Monday, August 29, 2011
SCIENCE AND THE WELSH ECONOMY
Earlier this week, the Welsh Government’s chief scientific adviser produced his excellent report on a strategic agenda for science in Wales.
Long overdue, Professor John Harries pointed out some of weaknesses that prevail in Wales and promised that science would be planned and led more effectively for the benefit of all of us.
To achieve this, the agenda would strive to increase the quality and reputation of Welsh universities as powerhouses of the ideas world, to teach and carry out top class research. It would also create an environment in which the business, academic and public sector worlds work ever closer, encouraging innovation and cooperation, to translate excellent research into good business.
Finally, and perhaps most importantly, it would aim to increase the number and quality of jobs in industry, commerce, education, research, and innovation.
Indeed, one of the main driving forces throughout his report is that a more effective and coherent university sector, with a well-planned process of collaborating and growing skills and expertise, would help to grow the Welsh economy.
It has certainly rekindled the debate about the role of higher education in developing the prosperity of the nation although some will argue that the thrust of the current higher education strategy will do little to help in this respect i.e. all four of the main research-based universities – Cardiff, Swansea, Bangor and Aberystwyth – are remaining autonomous institutions for the foreseeable future, with only the less research intensive colleges being encouraged to merge.
But is Professor Harries stating anything new?
Back in November 2002, I produced a report for the National Assembly’s Economic Development Committee on the state of research and development in Wales.
Even then, it pointed out that Welsh Universities were only receiving only 3.6 per cent of total UK research council income for higher education, just slightly higher than the 3.3 per cent reported for 2010.
Therefore, nearly nine years later, the research funding situation has hardly changed at all.
Of course, the “elephant in the room” is whether research council funding, like other higher education budgets, should be devolved to the Welsh Government. Having raised the issue with senior individuals within the Welsh university sector, there seems to be a general reluctance to do this because of unfounded fears on the levels of quality.
Yet, if this could be addressed properly, then it would secure an additional £28 million per year for Welsh academic research. Certainly, with a potential of £140 million of additional research funds that could be made available over the term of the Assembly, it should be a debate that our politicians should be leading when they reconvene next month.
But it is not the funding alone.

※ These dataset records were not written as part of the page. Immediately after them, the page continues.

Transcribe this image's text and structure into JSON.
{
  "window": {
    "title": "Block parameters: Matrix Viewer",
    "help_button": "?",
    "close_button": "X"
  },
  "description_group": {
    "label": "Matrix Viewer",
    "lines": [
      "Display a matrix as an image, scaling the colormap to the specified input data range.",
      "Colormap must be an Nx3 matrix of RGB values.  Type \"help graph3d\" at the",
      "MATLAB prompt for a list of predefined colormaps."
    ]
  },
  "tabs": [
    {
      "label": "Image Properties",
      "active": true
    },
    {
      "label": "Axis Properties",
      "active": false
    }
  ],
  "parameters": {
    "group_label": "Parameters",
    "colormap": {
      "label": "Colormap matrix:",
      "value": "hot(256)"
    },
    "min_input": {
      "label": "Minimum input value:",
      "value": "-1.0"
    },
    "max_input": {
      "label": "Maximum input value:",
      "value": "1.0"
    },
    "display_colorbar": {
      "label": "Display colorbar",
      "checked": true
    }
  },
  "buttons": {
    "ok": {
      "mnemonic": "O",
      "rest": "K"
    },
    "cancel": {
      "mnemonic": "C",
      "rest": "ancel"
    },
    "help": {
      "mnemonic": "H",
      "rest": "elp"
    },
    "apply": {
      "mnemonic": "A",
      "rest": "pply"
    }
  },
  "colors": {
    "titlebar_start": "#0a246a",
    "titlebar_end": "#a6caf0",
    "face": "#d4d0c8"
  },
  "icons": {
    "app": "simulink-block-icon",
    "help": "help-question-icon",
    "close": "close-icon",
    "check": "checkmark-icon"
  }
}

As I pointed out in the 2002 report, what was needed than, and now, was a clear strategic vision for the development of science, technology and innovation policy and its impact on government, industry, higher education and society. Until now, that has been sadly missing in Wales since devolution began.
Contrast that with what has been happening across the Irish Sea.
Over a decade ago, the Irish Government created an organisation called Science Foundation Ireland that committed hundreds of millions of pounds to establish a strong research capability in Ireland. More importantly, it had already adopted one of the Harries recommendations and scoured the world’s universities to attract the best scientists and their research teams to Ireland to build up critical areas such as biosciences.
Having worked in the sector for over twenty years, I sincerely believe that we have the knowledge and expertise within our university sector to make a real difference to the technological capability of the Welsh economy. However, what is needed is for the Welsh Government to help fight the corner for fair research funding for Wales and, more critically, for the higher education to work together as a unit to develop a coherent strategy for Wales.
Government could start with addressing the fallacy that sees the so-called ‘golden triangle’ of the South East of England, London and the East of England getting 60 per cent of central government research funding as compared to 1 per cent for Wales. This means that, if we apply the Barnett formula to this public money as it should be, a further £96 million in funding is lost to Wales every year.
That is simply unacceptable in this day and age and our politicians must look, as the Swedish Government did in the 1970s with spectacular results, to spread the wealth outside of the more prosperous regions and to use research as the basis for economic renewal.
Certainly, I don’t expect another nine years to go by without action to secure a proper research and innovation policy that not only takes devolution into account, but finally helps to transform Wales into a small clever country.